Which is the better Choice Compound Interest or Capital Gain – Cap. gain

My first reaction to the question of compound interest vs capital gains was “Who says I have to choose?” With the stock market slumping, there are plenty of blue chip stocks with dividend yields of 5% or more available from your friendly neighborhood broker. The dividend can help stabilize your returns and income, while owning the stock keeps you in the hunt for capital appreciation as well.

Dealing strictly from a “one or the other” standpoint, I would still chose capital gains (stocks) over compound interest (CD’s/money market/T-bills). There are several reasons for this. First is the tax advantages of capital gains compared to interest income. When you earn interest on a CD, that interest is taxed as regular income at your income tax rate whether you take the interest or leave it in the CD! By comparison, if a stock you own appreciates in value, you don’t pay taxes until you sell the stock. If you do sell after owning the stock for at least a year, you are taxed at the lower capital gains rate on your profit.

For example, if you are in the 25% tax bracket and make 5% on a $10,000 CD, your $500 of interest is taxed at the 25% rate, leaving you with $375. If, on the other hand you made 5% on $10,000 of stock and sold after a year, you would be taxed at the 15% long term capital gains rate and have $425 left after taxes. This alone is reason enough to chose capital gains over interest income, all else being equal.

Of course, in real life all else is rarely equal. The choice is usually between a lower guaranteed return from a bank CD and the possibility of a higher return by investing in stocks. For many retirees, the “safety” of the CD is very appealing and they put most or all of their money into such investments. However, there are more types of risk than simply risking loss of your capital in the stock market. Inflation, interest rate uncertainty, and increasing medical expenses are all risks that need to be taken into account, in addition to the tax differences I mentioned earlier.

On the 5% CD I used in the above example, the real return was only 3.75% after taxes. Inflation has historically been between 3 and 4%, making your real return essentially zero. That is assuming a 5% return, which in this falling rate environment is harder and harder to find. I work in a bank and see many retirees who rely on interest for income. In the last three months, rates have fallen .5-1% on most CD’s, effectively giving these people a 10-20% pay cut and often requiring them to dip into their principle to maintain their standard of living. Combine this with frequently rising medical costs and it adds up to a difficult financial situation to be in on a fixed income.

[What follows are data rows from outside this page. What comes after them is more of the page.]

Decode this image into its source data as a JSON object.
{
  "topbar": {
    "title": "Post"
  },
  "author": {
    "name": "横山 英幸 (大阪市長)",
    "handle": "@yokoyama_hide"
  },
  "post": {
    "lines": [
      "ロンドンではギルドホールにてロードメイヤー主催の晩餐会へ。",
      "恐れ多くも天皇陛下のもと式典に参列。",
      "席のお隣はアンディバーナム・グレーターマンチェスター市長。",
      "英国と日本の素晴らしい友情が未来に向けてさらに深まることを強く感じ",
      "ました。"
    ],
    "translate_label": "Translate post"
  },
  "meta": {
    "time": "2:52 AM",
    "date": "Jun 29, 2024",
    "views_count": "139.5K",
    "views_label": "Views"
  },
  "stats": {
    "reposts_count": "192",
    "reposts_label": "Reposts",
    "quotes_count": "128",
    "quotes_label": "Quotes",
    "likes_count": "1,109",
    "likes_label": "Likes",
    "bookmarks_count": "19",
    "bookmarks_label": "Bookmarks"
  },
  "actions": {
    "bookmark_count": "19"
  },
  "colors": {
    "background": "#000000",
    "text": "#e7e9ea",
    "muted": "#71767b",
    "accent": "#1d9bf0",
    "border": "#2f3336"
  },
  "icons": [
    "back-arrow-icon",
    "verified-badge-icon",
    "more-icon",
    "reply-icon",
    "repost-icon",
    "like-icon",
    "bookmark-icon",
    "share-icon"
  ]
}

By keeping a portion of your retirement savings in a conservative portfolio of quality, dividend paying stocks you can reduce the risk of inflation and falling interest rates eating up your savings. While it is true that there is volatility in the stock market that can be avoided with CD’s, the long term growth potential is too important to ignore even in retirement. A person retiring at age 65 has at least a decent chance of living to 80 or beyond. That is a planning horizon of at least 15 years, and over such time frames stocks outperform any other investment class. Long term planning doesn’t end at retirement, it just enters a new phase. The growth potential of stocks has its place in the retirement phase too. This capital growth is vital to ensure that your savings will last as long as you do!